The main focus of the Lesbian Historic Motif Project is, of course, research on specific topics that fall within the historic scope of the Project. But the question of what gets studied, by whom, and in what context is affected by the trends, fashions, and politics of the modern academic community. Who is doing that primary research? Who are they in conversation with (or arguing against)? What topics will be accepted as appropriate to the scope of their academic careers and which ones can they only tackle if they have job security? What are the frameworks within which topics of queer history can be discussed? How does the existing academic language shape both what is studied and how it is interpreted?
These are all questions that play out in meta-discussions that sometimes are interesting enough on their own to make it into this blog. (Or, more often, appear in collections that also include primary topics, such as the wonderful The Lesbian Premodern collection that I had so much fun with.) Discussions like this one remind me that there are some foundational texts that I haven't covered yet, in part because they're so foundational that you can glean the gist of their relevant content simply from the way other authors react to it. But there are a couple other reasons why I've put off tackling some key works like Foucault, Boswell, Cadden, and Dinshaw. In some cases, it's because they were created before the major surge in queer historical writing and focus on issues that feel like they're taken for granted now. In some cases it's because they focus so heavily on male topics (or heterosexual topics, or both) that I know I'll spend a lot of reading time for very little relevant content. (And will spend a lot of time commenting on how the arguments and conclusions of the work unwarrantedly assume the centrality of male/hetersexual issues.) But maybe I should identify a couple months to focus on these foundational, theory-heavy texts and just get them out of the way.
Dinshaw, Carolyn. 2001. “Got Medieval?” in Journal of the History of Sexuality 10:2 pp.202-212
This, and next week’s article, appear to come out of a conference session inspired by Dinshaw’s book Getting Medieval: Sexualities and Communities, Pre- and Postmodern. Which I have not yet covered. In general, this article is meta-commentary on the topics of the book, rather than discussing new data or interpretations.

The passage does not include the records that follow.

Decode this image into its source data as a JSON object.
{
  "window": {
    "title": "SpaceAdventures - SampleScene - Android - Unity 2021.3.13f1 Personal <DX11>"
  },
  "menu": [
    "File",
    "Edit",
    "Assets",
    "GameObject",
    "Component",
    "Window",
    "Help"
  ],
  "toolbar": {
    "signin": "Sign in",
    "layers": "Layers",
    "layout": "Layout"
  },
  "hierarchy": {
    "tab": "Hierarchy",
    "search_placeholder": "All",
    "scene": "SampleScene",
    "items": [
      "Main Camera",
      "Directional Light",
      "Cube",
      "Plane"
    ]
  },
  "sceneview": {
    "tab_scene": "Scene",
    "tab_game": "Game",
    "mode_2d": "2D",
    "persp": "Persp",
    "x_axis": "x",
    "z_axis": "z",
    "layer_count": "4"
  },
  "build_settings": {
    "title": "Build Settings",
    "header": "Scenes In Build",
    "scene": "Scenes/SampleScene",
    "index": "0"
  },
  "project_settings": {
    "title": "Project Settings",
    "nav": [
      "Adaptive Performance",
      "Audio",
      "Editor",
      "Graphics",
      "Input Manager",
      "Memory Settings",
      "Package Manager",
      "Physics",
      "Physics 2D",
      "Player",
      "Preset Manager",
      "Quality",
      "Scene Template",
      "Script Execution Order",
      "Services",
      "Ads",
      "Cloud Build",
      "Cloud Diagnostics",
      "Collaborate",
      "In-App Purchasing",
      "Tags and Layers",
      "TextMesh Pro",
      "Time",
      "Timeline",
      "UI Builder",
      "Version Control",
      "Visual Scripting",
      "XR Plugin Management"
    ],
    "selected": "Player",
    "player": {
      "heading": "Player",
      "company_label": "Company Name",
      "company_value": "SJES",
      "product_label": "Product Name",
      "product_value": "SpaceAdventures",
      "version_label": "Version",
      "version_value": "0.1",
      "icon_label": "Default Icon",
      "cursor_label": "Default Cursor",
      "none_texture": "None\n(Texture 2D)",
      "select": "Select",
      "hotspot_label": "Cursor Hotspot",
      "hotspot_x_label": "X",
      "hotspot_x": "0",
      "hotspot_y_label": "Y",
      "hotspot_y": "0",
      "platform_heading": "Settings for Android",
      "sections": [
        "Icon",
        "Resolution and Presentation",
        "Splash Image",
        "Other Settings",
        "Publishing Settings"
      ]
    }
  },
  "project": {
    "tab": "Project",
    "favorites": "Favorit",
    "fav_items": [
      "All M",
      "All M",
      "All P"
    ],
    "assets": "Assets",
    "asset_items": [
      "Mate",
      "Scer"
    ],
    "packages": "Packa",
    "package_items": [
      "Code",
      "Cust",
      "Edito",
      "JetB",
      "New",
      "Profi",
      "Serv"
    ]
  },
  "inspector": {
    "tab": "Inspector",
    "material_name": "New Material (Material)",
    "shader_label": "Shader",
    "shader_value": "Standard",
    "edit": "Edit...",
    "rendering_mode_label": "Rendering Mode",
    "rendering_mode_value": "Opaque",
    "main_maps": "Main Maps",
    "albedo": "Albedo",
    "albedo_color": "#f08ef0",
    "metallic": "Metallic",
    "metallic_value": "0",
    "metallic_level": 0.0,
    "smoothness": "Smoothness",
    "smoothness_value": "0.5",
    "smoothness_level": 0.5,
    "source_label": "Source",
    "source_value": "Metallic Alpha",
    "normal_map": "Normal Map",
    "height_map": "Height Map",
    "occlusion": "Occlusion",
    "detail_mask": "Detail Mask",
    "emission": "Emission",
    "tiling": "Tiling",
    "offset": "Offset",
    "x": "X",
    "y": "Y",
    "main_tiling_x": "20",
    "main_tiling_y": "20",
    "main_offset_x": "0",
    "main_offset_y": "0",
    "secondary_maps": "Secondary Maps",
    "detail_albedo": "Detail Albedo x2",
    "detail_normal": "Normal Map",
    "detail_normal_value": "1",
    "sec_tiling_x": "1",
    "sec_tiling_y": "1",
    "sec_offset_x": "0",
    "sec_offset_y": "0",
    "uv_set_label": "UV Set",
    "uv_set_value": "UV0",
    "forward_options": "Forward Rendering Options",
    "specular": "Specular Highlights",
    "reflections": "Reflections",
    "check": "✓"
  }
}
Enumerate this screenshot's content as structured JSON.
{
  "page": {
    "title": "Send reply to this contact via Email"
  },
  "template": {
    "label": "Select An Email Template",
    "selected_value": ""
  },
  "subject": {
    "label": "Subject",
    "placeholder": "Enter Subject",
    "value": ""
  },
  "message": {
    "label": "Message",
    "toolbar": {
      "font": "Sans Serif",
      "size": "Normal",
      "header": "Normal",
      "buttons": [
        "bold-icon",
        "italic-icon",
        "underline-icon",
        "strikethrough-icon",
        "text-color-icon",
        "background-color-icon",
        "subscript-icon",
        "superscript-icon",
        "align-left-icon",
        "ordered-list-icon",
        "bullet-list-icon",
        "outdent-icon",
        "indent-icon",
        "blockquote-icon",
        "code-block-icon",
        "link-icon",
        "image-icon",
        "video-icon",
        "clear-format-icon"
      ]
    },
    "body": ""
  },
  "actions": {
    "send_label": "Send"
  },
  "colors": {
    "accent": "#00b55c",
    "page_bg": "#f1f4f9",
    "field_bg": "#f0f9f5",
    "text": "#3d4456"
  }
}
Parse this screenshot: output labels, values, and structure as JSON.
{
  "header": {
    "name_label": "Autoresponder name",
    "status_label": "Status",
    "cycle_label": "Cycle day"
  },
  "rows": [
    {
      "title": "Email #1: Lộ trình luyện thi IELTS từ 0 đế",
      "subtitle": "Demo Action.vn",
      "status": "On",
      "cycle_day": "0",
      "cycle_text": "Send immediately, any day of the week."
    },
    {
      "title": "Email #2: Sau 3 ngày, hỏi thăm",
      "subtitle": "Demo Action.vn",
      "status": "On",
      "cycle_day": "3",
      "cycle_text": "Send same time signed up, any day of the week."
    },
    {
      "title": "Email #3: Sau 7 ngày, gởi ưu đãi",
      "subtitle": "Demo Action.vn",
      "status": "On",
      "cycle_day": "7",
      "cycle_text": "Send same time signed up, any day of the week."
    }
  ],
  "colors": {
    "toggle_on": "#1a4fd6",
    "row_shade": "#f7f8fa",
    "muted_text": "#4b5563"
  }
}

Dinshaw discusses the context in which she wrote the book, including as a response to John Boswell’s Christianity, Social Tolerance, and Homosexuality in conversation with Michel Foucault’s History of Sexuality. A central theme is the search for an “affective connection” with history, not necessarily a mimetic identification.
In this paper, Dinshaw addresses three questions about queer history and community raised in the papers of the session. [The paper appears to be something of a cumulative response presented at the end of the session--a not uncommon format for such conferences.] 1. How do you write about the daily lives of women in history without erasing their particularity in the construction of a unified Other? 2. If queer historians are identifying and constructing a queer community across time, who gets to be in that community and who decides? 3. Where can this historic queer community be identified and “how can its power be unleashed?”
In addressing these questions of queer identity and community throughout the past, Dinshaw notes conflicting positions, interpretations, and evidence. Foucult tended to view queer men in the past as isolated and connected only by their exclusion. Boswell, in contrast, believed he had found positive, self-aware communities. But so much of this prominent theorizing was founded exclusively on male lives and male experience. What about the lives of medieval nuns that illustrate loving erotically-tinged relationships that were integrated with their religious communities? And what counts as “queer” once the concept expands from same-sex relationships? Who--or what--is queer in the context of queer history? (This ties in with Hollywood’s 2001 discussion of normative versus “natural” in the definition of queerness.)
The last part of Dinshaw’s essay is something of a call to action in how to use the concept of queer history and queer community across history as a force for developing a self-image that goes beyond the history of oppression and persecution.
As I say, meta-commentary, but interesting to see the discussion among those who are producing the literature I review here.